German Foreign Minister Guido Westerwelle on Friday called for an end to ”Greek bashing” and said he had confidence that Athens would carry out the painful reforms required to prevent a eurozone exit.
But he also ruled out any concessions to help the country meet austerity targets imposed in exchange for EU-IMF loans, saying that would undermine confidence in the bloc’s efforts to overcome its debt crisis.
”We do not want to be part of this Greek bashing because it is really a challenge for them,” he told a forum during a visit to Hong Kong, on the sidelines of German leader Angela Merkel’s trip to mainland China.
”I feel for the people on the streets in Greece and I have a lot of sympathy with the fate in Greece, because the people are not responsible for what their political leaders missed in the last decades.” He added that Greece had been ”criticised enough worldwide” and Prime Minister Antonis Samaras deserved credit for ploughing ahead with fiscal reform, including a proposed new round of cuts worth 11.5 billion euros ($14.4 billion).
”Why don’t we take Prime Minister Samaras at his word?
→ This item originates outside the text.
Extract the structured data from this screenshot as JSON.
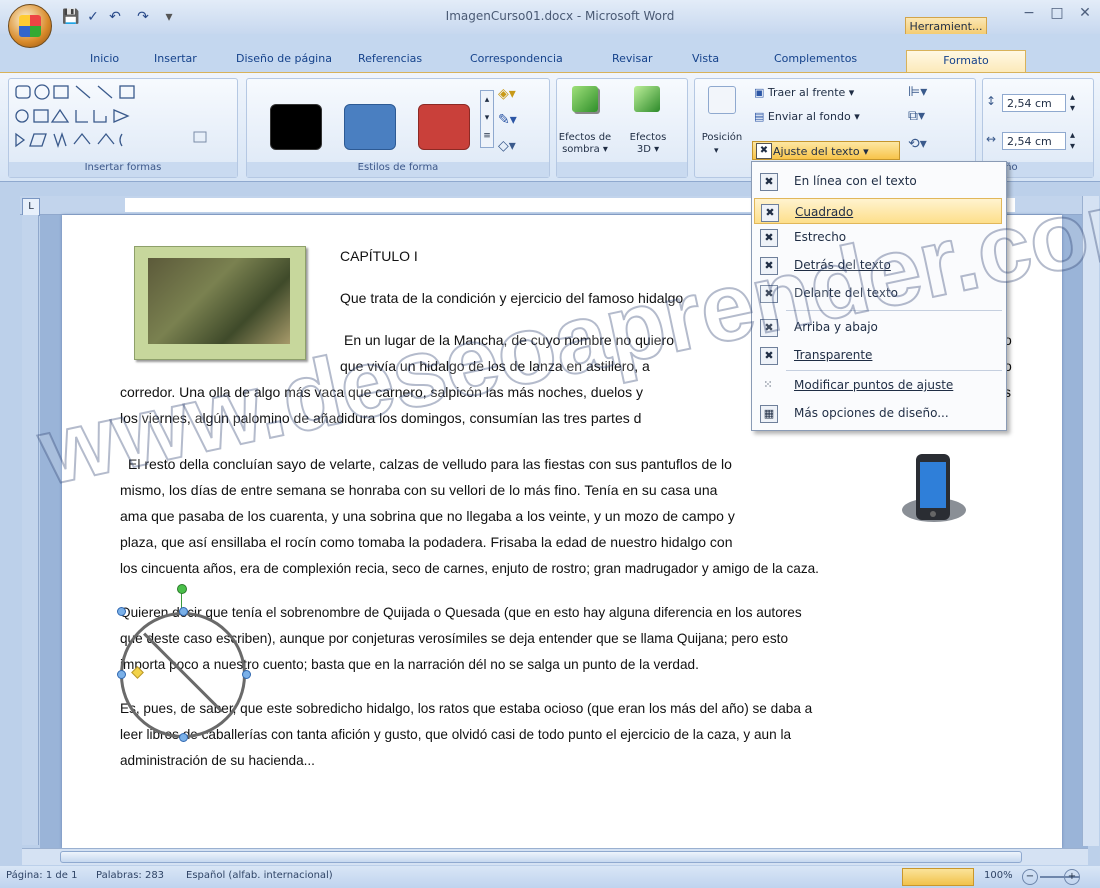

He said he will deliver so I think it’s not fair to make a judgement before we have the report of the troika,” he said, referring to the European Union, International Monetary Fund and European Central Bank, its creditors.
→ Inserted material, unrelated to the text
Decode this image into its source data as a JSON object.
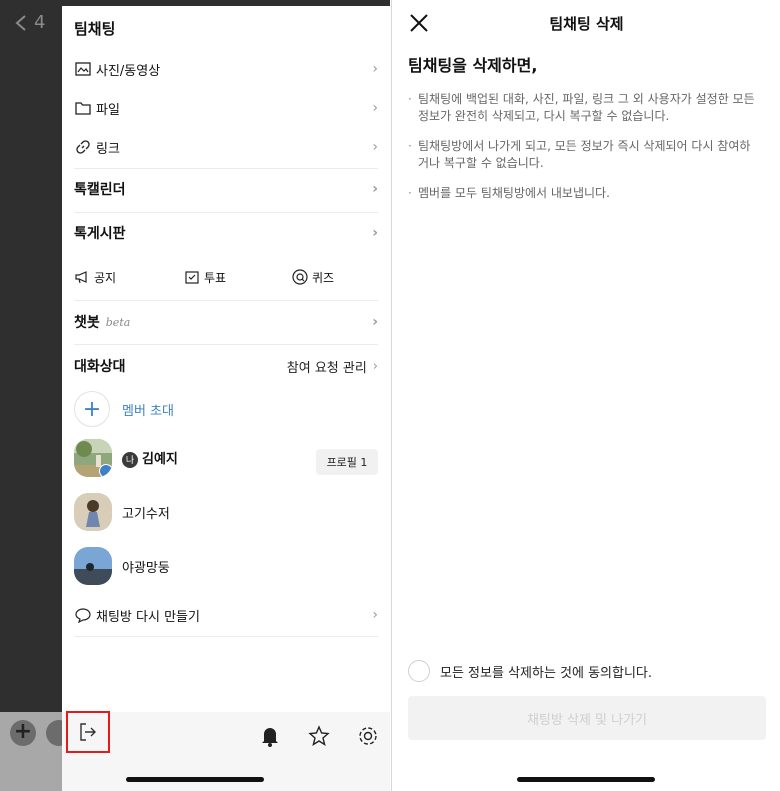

Greece’s coalition government has yet to agree on the final details of new austerity measures to be implemented in 2013 and 2014, which include more cuts in salaries, pensions and benefits.
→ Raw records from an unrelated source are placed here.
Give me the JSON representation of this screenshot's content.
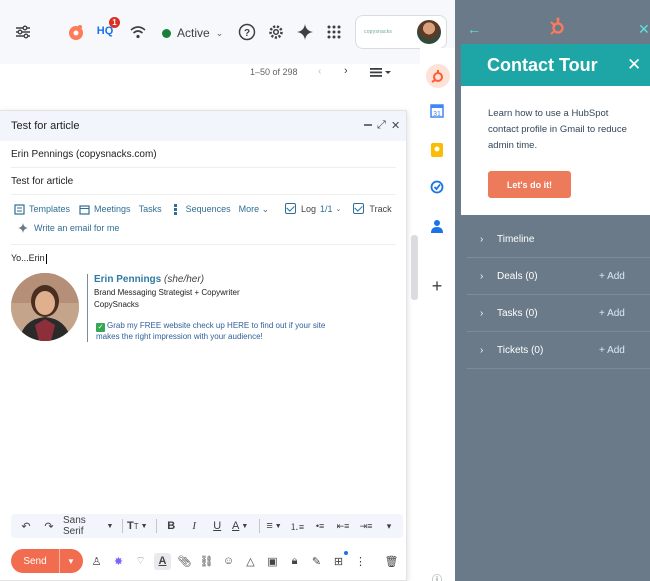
{
  "topbar": {
    "status": "Active",
    "hq_badge": "1",
    "hq_text": "HQ",
    "brand_text": "copysnacks"
  },
  "pager": {
    "text": "1–50 of 298"
  },
  "compose": {
    "title": "Test for article",
    "to": "Erin Pennings (copysnacks.com)",
    "subject": "Test for article",
    "tools": {
      "templates": "Templates",
      "meetings": "Meetings",
      "tasks": "Tasks",
      "sequences": "Sequences",
      "more": "More",
      "log": "Log",
      "log_count": "1/1",
      "track": "Track",
      "write_ai": "Write an email for me"
    },
    "body": "Yo...Erin",
    "signature": {
      "name": "Erin Pennings",
      "pronouns": "(she/her)",
      "role": "Brand Messaging Strategist + Copywriter",
      "company": "CopySnacks",
      "cta": "Grab my FREE website check up HERE to find out if your site makes the right impression with your audience!"
    },
    "format": {
      "font": "Sans Serif"
    },
    "send": "Send"
  },
  "hubspot": {
    "tour_title": "Contact Tour",
    "tour_text": "Learn how to use a HubSpot contact profile in Gmail to reduce admin time.",
    "tour_button": "Let's do it!",
    "sections": [
      {
        "label": "Timeline",
        "add": ""
      },
      {
        "label": "Deals (0)",
        "add": "+ Add"
      },
      {
        "label": "Tasks (0)",
        "add": "+ Add"
      },
      {
        "label": "Tickets (0)",
        "add": "+ Add"
      }
    ]
  },
  "colors": {
    "hubspot_orange": "#f26d4f",
    "teal": "#1ea6a6",
    "panel_gray": "#6b7a88",
    "link_blue": "#2f6f96"
  }
}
According to the Greek finance ministry, the savings will be finalised with the troika .
The measures are expected to be presented at an informal meeting of eurozone finance ministers in Cyprus on September 14.
”We feel solidarity (with Greece) but we have to insist that they fulfill what they promised. We cannot allow to weaken the reform agenda,” Westerwelle said.
”How can we convince the Spanish government to stay on their path if we give (Greece) some special offers by weakening what has been agreed?” Westerwelle was scheduled to meet Hong Kong Chief Executive Leung Chun-ying later Friday to discuss the eurozone debt crisis, officials said.